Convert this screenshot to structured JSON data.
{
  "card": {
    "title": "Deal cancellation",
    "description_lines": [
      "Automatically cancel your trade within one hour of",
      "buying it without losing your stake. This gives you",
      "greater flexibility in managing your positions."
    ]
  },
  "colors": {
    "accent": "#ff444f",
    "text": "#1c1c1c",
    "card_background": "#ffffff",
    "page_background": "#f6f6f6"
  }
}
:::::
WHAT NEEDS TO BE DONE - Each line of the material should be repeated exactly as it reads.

TASK ANSWER -
Convert this screenshot to structured JSON data.
{
  "card": {
    "title": "Deal cancellation",
    "description_lines": [
      "Automatically cancel your trade within one hour of",
      "buying it without losing your stake. This gives you",
      "greater flexibility in managing your positions."
    ]
  },
  "colors": {
    "accent": "#ff444f",
    "text": "#1c1c1c",
    "card_background": "#ffffff",
    "page_background": "#f6f6f6"
  }
}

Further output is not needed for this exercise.